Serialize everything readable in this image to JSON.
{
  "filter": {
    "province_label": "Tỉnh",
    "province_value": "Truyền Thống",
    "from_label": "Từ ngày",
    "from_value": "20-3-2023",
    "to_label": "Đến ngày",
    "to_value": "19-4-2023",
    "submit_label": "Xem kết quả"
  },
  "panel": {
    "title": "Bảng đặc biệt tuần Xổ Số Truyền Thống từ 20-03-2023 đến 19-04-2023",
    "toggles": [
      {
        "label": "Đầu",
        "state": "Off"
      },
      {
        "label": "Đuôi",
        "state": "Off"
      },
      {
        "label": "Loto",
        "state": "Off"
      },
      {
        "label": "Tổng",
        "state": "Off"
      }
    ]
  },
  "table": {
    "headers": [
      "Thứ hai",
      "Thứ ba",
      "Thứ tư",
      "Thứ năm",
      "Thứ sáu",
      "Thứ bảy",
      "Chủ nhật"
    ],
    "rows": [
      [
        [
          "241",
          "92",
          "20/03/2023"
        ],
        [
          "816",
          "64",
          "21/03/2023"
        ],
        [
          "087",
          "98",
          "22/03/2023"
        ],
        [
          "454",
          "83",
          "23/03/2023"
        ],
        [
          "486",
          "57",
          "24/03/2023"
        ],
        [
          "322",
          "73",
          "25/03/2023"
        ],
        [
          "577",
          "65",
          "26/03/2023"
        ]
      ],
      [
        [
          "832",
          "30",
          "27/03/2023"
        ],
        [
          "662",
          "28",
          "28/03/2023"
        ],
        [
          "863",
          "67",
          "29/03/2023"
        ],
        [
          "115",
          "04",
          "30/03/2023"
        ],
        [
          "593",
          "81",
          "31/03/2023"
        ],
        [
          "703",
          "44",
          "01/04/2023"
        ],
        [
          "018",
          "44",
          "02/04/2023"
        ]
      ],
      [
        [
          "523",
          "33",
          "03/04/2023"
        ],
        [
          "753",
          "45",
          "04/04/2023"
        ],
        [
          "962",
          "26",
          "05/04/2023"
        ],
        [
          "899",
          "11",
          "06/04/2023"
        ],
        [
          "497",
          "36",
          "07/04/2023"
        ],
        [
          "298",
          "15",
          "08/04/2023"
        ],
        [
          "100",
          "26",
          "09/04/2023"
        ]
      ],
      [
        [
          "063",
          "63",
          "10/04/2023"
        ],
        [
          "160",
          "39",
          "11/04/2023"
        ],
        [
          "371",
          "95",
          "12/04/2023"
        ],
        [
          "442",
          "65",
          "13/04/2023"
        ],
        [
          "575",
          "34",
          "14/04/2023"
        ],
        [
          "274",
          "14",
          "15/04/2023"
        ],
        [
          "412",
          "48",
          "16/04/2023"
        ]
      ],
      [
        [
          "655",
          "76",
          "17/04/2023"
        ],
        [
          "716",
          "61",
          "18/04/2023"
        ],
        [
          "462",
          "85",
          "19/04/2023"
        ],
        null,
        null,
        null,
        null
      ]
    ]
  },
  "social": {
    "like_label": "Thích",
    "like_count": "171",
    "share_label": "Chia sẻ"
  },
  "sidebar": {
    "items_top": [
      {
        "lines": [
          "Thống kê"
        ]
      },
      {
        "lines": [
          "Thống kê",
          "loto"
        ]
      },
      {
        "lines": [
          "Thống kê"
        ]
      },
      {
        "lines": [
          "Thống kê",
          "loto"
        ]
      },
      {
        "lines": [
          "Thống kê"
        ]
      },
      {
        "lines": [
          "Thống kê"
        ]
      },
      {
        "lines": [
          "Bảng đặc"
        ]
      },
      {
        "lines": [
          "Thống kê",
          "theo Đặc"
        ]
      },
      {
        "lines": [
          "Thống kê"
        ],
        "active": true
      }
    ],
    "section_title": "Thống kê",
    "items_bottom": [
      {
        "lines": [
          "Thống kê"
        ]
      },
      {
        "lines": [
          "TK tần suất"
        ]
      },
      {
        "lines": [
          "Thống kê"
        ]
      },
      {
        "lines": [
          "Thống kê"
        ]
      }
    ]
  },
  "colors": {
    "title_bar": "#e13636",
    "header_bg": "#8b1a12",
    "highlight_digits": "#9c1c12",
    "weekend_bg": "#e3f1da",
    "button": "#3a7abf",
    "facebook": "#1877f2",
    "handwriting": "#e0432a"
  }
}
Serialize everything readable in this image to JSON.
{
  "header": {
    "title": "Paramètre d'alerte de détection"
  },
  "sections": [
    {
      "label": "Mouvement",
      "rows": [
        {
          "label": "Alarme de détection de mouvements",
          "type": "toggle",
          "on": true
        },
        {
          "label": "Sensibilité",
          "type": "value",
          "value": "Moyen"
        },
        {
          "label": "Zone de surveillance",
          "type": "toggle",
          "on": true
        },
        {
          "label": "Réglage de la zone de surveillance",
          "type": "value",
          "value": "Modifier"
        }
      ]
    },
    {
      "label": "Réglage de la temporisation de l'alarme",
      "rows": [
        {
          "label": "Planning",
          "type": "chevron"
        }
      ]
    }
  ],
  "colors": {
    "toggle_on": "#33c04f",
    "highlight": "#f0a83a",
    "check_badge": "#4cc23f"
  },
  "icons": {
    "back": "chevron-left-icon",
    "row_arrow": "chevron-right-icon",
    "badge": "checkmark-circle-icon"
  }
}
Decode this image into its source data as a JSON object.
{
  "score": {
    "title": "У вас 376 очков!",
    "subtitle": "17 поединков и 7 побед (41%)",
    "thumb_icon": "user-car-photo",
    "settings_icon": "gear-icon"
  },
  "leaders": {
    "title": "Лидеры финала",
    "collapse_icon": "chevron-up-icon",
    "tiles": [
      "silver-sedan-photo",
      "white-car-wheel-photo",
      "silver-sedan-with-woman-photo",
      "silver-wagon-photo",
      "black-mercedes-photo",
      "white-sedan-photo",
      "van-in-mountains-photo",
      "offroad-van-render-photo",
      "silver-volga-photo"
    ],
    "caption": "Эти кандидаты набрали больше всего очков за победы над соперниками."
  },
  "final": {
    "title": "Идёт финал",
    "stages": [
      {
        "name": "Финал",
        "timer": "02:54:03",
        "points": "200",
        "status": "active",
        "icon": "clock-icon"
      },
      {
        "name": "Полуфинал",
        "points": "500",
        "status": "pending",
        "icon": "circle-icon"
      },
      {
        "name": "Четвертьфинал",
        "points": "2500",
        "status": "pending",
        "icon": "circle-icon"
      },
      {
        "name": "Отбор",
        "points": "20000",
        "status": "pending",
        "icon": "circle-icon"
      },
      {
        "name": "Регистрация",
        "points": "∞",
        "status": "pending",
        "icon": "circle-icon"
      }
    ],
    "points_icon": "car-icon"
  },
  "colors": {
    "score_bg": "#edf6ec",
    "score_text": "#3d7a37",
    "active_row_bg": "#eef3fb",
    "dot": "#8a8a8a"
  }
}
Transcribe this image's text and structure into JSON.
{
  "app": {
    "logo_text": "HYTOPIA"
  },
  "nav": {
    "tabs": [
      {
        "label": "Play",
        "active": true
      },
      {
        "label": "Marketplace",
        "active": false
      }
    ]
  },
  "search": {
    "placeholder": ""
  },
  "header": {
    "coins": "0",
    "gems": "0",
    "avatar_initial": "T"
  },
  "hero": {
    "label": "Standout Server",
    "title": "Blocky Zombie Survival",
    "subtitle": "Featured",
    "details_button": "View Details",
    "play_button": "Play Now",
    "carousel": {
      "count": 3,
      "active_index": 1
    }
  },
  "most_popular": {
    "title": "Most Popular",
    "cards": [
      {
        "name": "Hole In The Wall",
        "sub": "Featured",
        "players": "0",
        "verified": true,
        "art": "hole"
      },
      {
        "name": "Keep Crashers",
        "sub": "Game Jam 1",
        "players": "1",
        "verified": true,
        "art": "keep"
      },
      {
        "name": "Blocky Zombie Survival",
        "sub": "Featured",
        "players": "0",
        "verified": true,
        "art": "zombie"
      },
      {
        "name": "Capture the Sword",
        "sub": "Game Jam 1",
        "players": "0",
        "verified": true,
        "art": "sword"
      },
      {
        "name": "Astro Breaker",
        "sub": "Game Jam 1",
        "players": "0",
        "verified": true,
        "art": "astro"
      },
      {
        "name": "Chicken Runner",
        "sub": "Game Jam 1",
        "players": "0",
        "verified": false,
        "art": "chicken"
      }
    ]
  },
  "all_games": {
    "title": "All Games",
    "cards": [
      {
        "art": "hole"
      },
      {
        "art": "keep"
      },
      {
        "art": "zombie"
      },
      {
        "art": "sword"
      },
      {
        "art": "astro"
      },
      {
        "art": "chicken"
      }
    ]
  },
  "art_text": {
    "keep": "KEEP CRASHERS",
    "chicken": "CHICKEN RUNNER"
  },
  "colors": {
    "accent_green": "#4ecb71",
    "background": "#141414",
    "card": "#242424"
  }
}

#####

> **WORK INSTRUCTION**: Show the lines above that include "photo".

> **TASK RESPONSE**:
    "thumb_icon": "user-car-photo",
      "silver-sedan-photo",
      "white-car-wheel-photo",
      "silver-sedan-with-woman-photo",
      "silver-wagon-photo",
      "black-mercedes-photo",
      "white-sedan-photo",
      "van-in-mountains-photo",
      "offroad-van-render-photo",
      "silver-volga-photo"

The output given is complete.